Round five of the 2022 Supercars championship is done and dusted, with an exciting return to regional Victoria and the historic Winton Motor Raceway…
Ahead of the 2021 Formula One season, there was great anticipation surrounding what was supposed to be a record-breaking 23-race schedule – as it was a sign that the sport was returning to normality in this pandemic affected world.
Even on this column it was listed as something to look forward to this year, with a tantalising championship battle underway between Lewis Hamilton and Max Verstappen – as well as seeing popular races like Monaco and the Dutch Grand Prix return.
Though that was stated knowing full well, that the schedule that was presented back in early March following the initial postponement of the traditional season opening Australian Grand Prix to November, would indeed not be the final version.
So far there have been the additions of the Portuguese and Emilia Romagna Grands Prix early in the season, to replace the Chinese Grand Prix which still cannot go ahead due to travel restrictions and the impact of Covid-19.
The Canadian Grand Prix which was due to be hosted this coming weekend, also found itself axed for 2021 due to the nation’s strict stance on quarantining international travellers.
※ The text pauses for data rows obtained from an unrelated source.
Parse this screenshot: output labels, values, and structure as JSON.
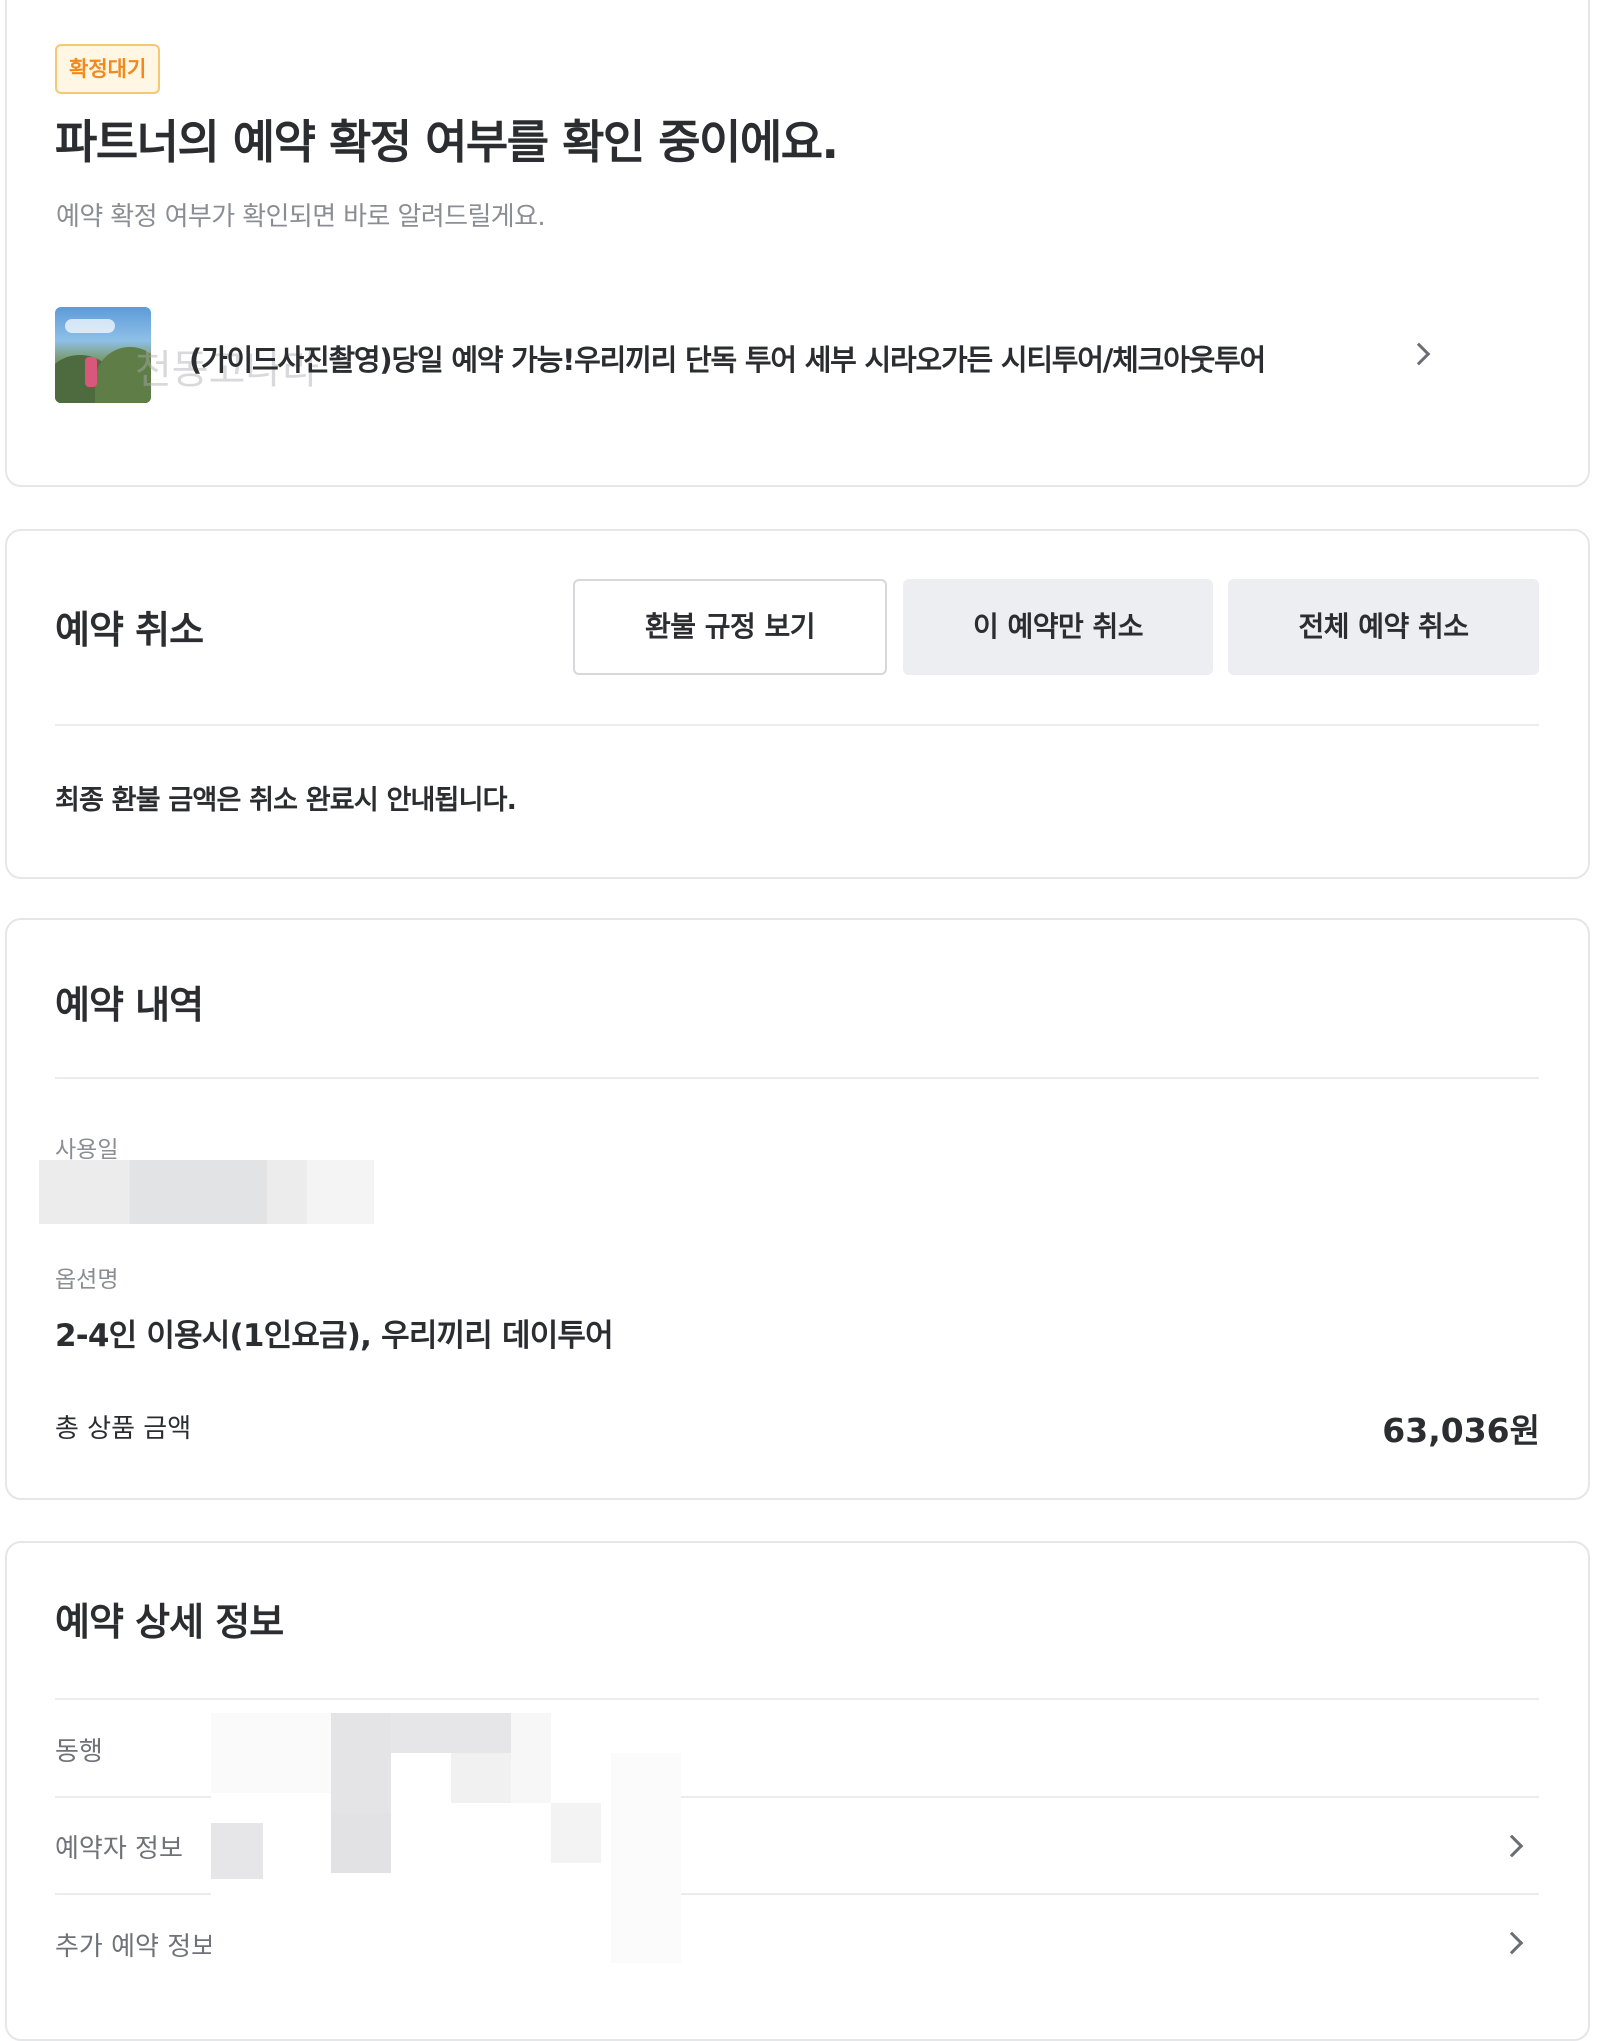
{
  "status": {
    "badge": "확정대기",
    "title": "파트너의 예약 확정 여부를 확인 중이에요.",
    "subtitle": "예약 확정 여부가 확인되면 바로 알려드릴게요."
  },
  "product": {
    "title": "(가이드사진촬영)당일 예약 가능!우리끼리 단독 투어 세부 시라오가든 시티투어/체크아웃투어",
    "thumbnail_icon": "product-photo"
  },
  "cancel": {
    "title": "예약 취소",
    "refund_policy_button": "환불 규정 보기",
    "cancel_this_button": "이 예약만 취소",
    "cancel_all_button": "전체 예약 취소",
    "refund_note": "최종 환불 금액은 취소 완료시 안내됩니다."
  },
  "booking": {
    "title": "예약 내역",
    "usage_date_label": "사용일",
    "option_label": "옵션명",
    "option_value": "2-4인 이용시(1인요금), 우리끼리 데이투어",
    "total_label": "총 상품 금액",
    "total_value": "63,036원"
  },
  "details": {
    "title": "예약 상세 정보",
    "rows": [
      {
        "label": "동행"
      },
      {
        "label": "예약자 정보"
      },
      {
        "label": "추가 예약 정보"
      }
    ]
  },
  "colors": {
    "badge_text": "#f08a1c",
    "badge_bg": "#fff7e3",
    "badge_border": "#f7c873",
    "button_gray": "#eceef1"
  }
}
It is replacement in a return to Istanbul Park in Turkey also was off – given the travel restrictions imposed by the British government into that nation.
Lately, Singapore which also sees its current four-year contract with the Formula One Group expire, has been called off with ‘safety and logistic concerns’ due to Covid-19 having been cited by the event’s organisers.
What was intriguing in that statement from Formula One was that they do believe to have ‘several options for additional races’, in the pipeline to negate the loss of the Marina Bay street race in October.
Though with already a return to hosting double headers at the same circuit, with back-to-back events coming up in Austria and talk of doing the same in Austin – should Formula One just cut its losses and seek to secure these cancelled races for the following season?
Given that 17 races, which were miraculously staged in 2020 when the pandemic first began, still seems like a sizeable calendar – the economic impact of that would still be hurting Formula One and its stakeholders. Less races to broadcast which means less money for advertisers, a lack of paying punters trackside and so on, are all drawbacks that hurt the sport financially.
The ambitious target of staging 23 events can be understood in that respect and as well as benefitting the local economies of where Formula One travels to throughout the year. Which if discussing the Australian Grand Prix and the Melbourne economy, well it could really use an injection with a major event such as this.
Though even that seems unlikely given the Australian federal governments strict stance on quarantine for international travellers, similar to that of Canada which Formula One wasn’t going to play ball with. Logistically at this stage and after a fourth lockdown in Melbourne, it seems waiting till March 2022 seems more realistic.
The human impact as well of such a vast calendar in the current landscape, as highlighted in the past is the fatigue and strain that the ongoing travel has on the teams. With the introduction of the US$145 million cost cap this year also, it is not as if outfits can put on extra staff for rotation. In this instance some respite should be offered.
If at the end of the day, Formula One falls one or two events short of its desired 23 event total this year, it should be seen as no big loss given the circumstances. It would be considered a disaster again, if more than a third of the calendar was wiped out like in 2020.
Paying fans will feel rewarded by having a second race in Austin come November for example, permitted that they are allowed trackside in force – as seen with the roaring crowd at the Indy 500 in May. Which in itself feels satisfying given the passion for racing Stateside and Formula One’s own want to grow more in that region.
For the likes of Brazil, Australia, Singapore and Canada, one can only hope that their presence on the 2022 calendar will be felt in the same way as the proposed Texas double header. But this again is a reminder of the ongoing impact of the pandemic on the world and the need to take what is on the table – even for a cutthroat business such as Formula One.